START Given data
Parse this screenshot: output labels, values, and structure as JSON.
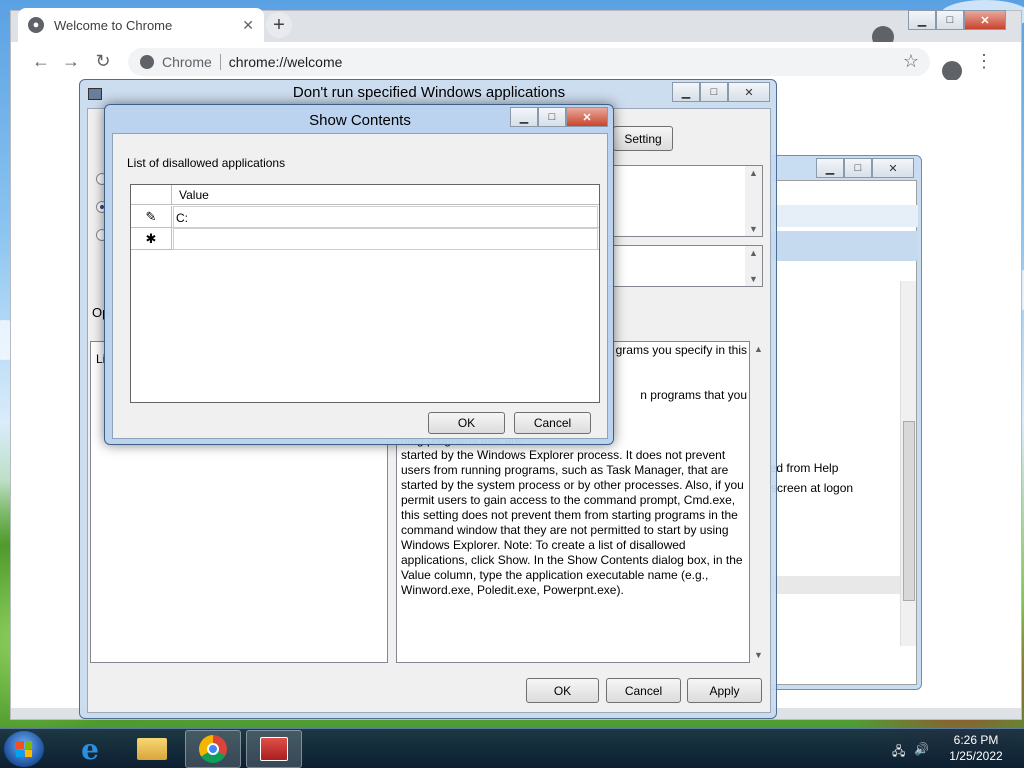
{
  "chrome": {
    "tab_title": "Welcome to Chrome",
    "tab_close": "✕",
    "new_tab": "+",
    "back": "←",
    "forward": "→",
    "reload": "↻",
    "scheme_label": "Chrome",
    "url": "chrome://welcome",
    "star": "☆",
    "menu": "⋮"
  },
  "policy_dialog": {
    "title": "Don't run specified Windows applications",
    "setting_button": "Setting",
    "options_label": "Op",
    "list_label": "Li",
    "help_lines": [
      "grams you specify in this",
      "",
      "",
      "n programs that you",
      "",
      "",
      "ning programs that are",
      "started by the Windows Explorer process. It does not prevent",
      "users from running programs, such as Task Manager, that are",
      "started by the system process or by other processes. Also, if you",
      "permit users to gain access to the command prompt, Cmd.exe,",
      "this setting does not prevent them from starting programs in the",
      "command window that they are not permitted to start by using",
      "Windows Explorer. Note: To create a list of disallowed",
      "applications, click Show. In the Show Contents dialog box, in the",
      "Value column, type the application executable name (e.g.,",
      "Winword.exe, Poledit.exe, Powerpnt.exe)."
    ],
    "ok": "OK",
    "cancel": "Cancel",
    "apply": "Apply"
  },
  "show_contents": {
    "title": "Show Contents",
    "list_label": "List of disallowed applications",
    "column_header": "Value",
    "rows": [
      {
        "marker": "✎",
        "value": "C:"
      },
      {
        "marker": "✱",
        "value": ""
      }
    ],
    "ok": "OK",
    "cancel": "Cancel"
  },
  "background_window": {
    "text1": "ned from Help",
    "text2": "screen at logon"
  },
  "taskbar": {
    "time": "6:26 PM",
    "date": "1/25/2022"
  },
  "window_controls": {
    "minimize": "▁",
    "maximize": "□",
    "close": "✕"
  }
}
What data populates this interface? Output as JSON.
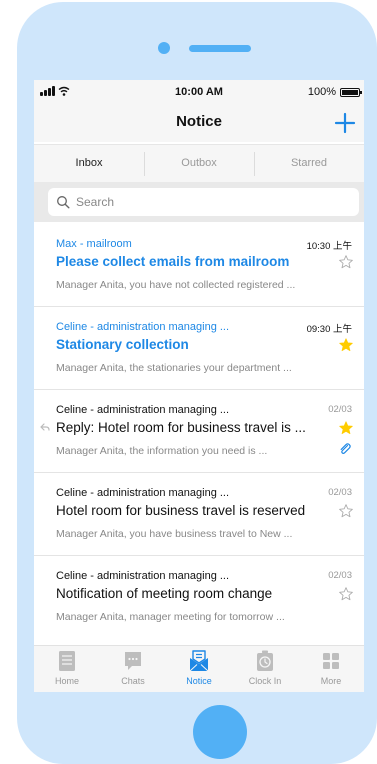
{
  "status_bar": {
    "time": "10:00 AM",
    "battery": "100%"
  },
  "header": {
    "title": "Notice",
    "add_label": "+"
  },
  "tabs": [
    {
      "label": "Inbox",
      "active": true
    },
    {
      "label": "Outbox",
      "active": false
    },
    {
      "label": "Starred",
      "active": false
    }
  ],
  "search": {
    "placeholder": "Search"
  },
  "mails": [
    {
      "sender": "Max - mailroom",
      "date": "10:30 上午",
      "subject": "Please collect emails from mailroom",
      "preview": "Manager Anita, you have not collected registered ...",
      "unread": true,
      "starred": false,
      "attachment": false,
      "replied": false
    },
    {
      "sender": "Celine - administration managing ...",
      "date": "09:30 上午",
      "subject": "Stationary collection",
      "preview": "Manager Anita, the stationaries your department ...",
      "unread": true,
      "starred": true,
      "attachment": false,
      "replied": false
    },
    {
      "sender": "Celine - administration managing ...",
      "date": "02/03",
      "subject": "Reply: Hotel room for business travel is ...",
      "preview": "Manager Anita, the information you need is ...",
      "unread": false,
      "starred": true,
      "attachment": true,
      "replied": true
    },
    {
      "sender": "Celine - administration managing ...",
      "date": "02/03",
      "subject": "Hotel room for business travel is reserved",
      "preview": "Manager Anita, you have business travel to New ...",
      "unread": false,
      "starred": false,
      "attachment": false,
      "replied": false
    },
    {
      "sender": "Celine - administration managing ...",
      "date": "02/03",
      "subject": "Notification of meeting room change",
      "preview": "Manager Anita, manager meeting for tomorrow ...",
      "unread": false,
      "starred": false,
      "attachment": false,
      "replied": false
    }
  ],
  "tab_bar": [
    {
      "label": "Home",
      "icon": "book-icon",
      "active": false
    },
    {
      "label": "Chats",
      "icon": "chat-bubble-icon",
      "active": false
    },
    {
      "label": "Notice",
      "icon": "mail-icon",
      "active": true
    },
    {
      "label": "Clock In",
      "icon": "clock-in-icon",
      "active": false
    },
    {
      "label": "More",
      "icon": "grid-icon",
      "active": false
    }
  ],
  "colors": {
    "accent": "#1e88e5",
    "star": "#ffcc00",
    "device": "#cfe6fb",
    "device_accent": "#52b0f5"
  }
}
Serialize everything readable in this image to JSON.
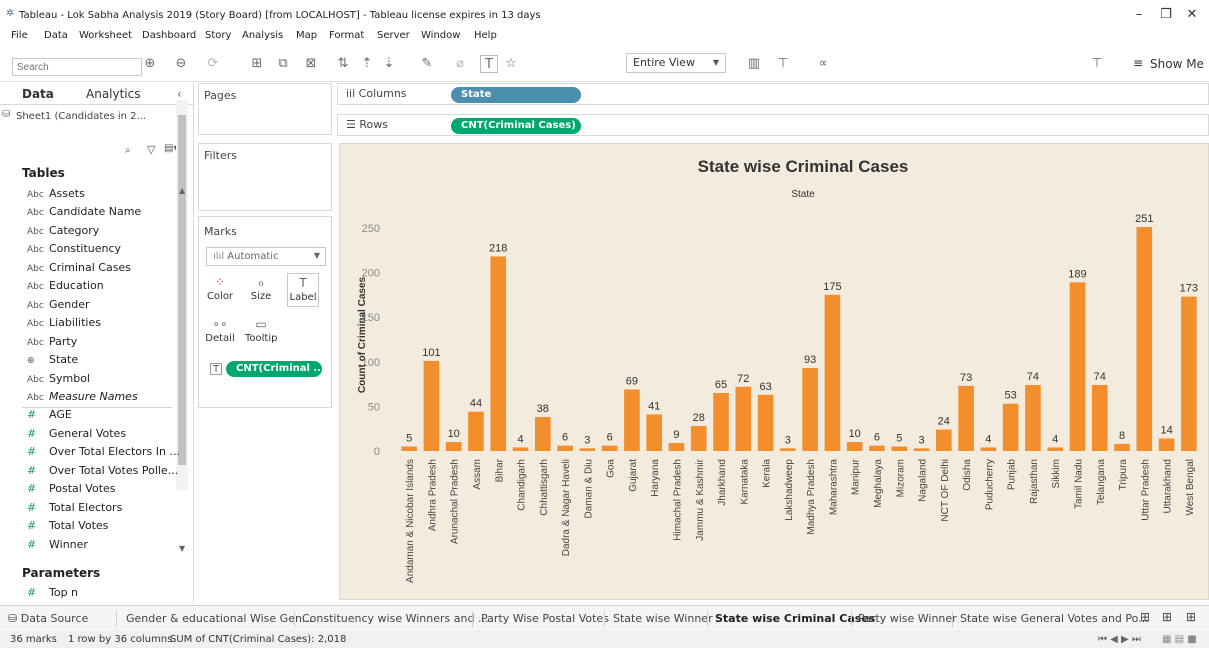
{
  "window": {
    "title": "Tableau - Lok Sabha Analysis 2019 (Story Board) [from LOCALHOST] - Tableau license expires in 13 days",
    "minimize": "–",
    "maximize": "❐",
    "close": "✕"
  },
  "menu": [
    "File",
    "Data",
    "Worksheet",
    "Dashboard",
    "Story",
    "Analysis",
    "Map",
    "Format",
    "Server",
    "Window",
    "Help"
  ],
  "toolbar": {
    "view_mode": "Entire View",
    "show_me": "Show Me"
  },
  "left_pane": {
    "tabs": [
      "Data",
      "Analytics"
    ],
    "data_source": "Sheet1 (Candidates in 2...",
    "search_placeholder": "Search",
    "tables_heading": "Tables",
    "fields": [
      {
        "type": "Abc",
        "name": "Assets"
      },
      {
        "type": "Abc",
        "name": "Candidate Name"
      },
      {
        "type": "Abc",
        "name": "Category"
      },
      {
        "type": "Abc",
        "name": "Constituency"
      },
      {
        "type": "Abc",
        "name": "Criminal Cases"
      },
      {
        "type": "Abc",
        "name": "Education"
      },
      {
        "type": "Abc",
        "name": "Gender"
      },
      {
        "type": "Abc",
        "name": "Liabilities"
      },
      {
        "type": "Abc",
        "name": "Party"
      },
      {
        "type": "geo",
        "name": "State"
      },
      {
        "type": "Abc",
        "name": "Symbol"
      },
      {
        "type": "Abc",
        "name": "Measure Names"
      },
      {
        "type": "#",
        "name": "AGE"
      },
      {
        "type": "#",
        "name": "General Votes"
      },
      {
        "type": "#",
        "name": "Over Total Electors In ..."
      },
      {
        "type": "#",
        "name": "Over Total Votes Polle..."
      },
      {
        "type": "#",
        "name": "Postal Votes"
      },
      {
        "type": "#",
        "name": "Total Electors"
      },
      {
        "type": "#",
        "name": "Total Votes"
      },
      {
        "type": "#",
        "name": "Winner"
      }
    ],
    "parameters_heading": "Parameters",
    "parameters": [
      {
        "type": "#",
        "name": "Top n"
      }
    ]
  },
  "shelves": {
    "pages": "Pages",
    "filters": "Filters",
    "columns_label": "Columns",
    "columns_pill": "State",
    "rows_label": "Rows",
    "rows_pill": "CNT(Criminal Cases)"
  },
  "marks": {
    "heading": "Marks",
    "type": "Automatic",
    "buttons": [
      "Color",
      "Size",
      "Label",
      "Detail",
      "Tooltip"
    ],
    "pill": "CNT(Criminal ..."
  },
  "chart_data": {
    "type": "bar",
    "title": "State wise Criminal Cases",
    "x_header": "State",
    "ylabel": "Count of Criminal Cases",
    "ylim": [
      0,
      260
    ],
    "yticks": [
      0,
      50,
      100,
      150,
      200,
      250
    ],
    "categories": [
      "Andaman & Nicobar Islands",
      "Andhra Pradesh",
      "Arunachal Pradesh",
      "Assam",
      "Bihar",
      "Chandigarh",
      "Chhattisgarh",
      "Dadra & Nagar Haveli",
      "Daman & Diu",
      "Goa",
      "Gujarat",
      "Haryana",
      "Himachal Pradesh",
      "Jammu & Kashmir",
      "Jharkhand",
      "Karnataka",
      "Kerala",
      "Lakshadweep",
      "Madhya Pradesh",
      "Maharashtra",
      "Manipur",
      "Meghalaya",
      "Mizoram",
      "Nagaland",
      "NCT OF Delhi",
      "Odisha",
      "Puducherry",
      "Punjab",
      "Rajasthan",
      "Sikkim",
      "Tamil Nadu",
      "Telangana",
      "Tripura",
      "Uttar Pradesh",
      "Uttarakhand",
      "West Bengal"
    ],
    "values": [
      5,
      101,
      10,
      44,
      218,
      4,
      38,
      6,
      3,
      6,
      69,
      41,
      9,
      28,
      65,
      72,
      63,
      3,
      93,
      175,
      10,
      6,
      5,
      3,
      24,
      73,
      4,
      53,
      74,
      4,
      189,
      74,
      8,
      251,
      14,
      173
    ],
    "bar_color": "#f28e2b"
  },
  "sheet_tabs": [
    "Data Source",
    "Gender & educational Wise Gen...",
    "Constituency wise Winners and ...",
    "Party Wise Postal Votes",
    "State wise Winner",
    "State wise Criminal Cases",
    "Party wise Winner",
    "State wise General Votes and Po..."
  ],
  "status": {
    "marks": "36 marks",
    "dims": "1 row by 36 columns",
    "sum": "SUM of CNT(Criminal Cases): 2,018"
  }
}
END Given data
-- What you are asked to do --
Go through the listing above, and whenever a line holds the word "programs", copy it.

-- Solution to the problem --
      "n programs that you",
      "ning programs that are",
      "users from running programs, such as Task Manager, that are",
      "this setting does not prevent them from starting programs in the",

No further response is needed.